Bird Dog sniffs out VC, F100s clobber him
By Gerard Forken | Stars and Stripes July 27, 1967
BIEN HOA, Vietnam — The pilot banked his light plane sharply, barely missing the jagged treetops.
He gained altitude and leveled off at 1,500 feet before making radio contact.
"Looks like 'Charlie' has returned for more," he drawled. "Lots of fresh footprints along the trail — barefoot prints, at that!"
Lt. Col. Jack E. White, who had monitored the call, shook his head.
White, 18th South Vietnamese Div. Air liaison officer (ALO), knew this FAC pilot had a great sense of humor, but he was also aware of the man's daring and courage.
Capt. Dick Maxwell cast a doleful eye at the heavy, black clouds rolling in from the South China Sea. He told his observer to tighten his safety belt.
Maxwell, the Bien Hoa Sector FAC, radioed back to base to report the overcast conditions and to cancel a scheduled F100 strike. He then swooped down for one final look at the suspected Communist stronghold before heading back to Bien Hoa.
As the Bird Dog climbed it vibrated from tail to propeller. The pilot had great difficulty holding the plane on course as it was enveloped in the clouds.
Maxwell hung on, straining to keep the O1E under control.
Finally the, FAC broke through the clouds and Maxwell was able to get his bearings. Di An was just below.
The observer breathed a sigh of relief; but it wasn't over yet. As Maxwell carefully landed in moderate to heavy turbulence, gusts of wind almost flipped the aircraft over. It finally came to rest at the far end of the runway.
Later, after the low ceiling disappeared, Maxwell was back up and resetting the scene for another try by the F100 Supersabres.
The FACs serving the Bien Hoa sector of the 18th South Vietnamese Div. are on call 24 hours a day.
Maj. James W. Empey, Bien Hoa sector ALO, has had one day off in six months.

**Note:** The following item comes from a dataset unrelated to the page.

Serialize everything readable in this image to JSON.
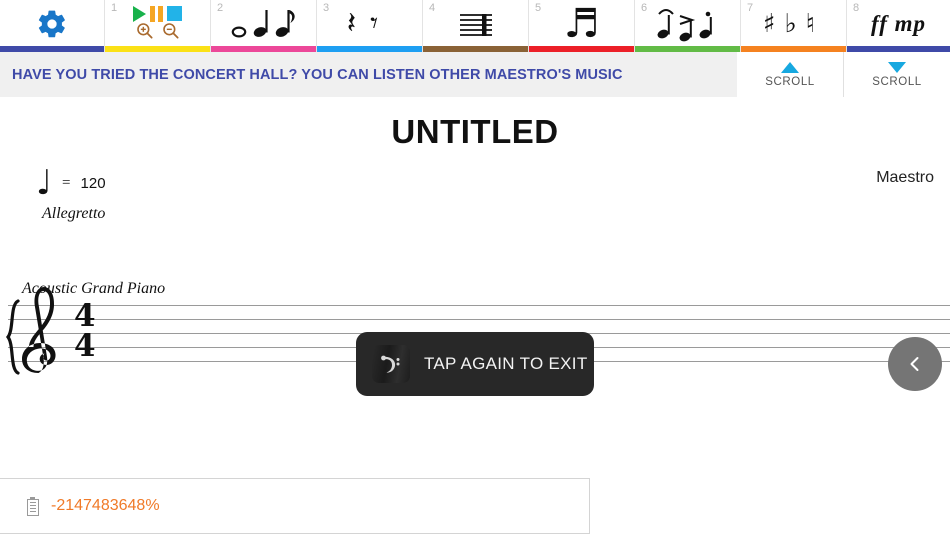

Empey, a World War II ace, said that being a fighter pilot is the greatest asset in directing strike missions. "Having flown the F100," he said, "you know exactly what it looks like from the jet fighter's seat and can put yourself in his plane.
"Locating the target and seeing it destroyed gives a man a great sense of satisfaction," he added.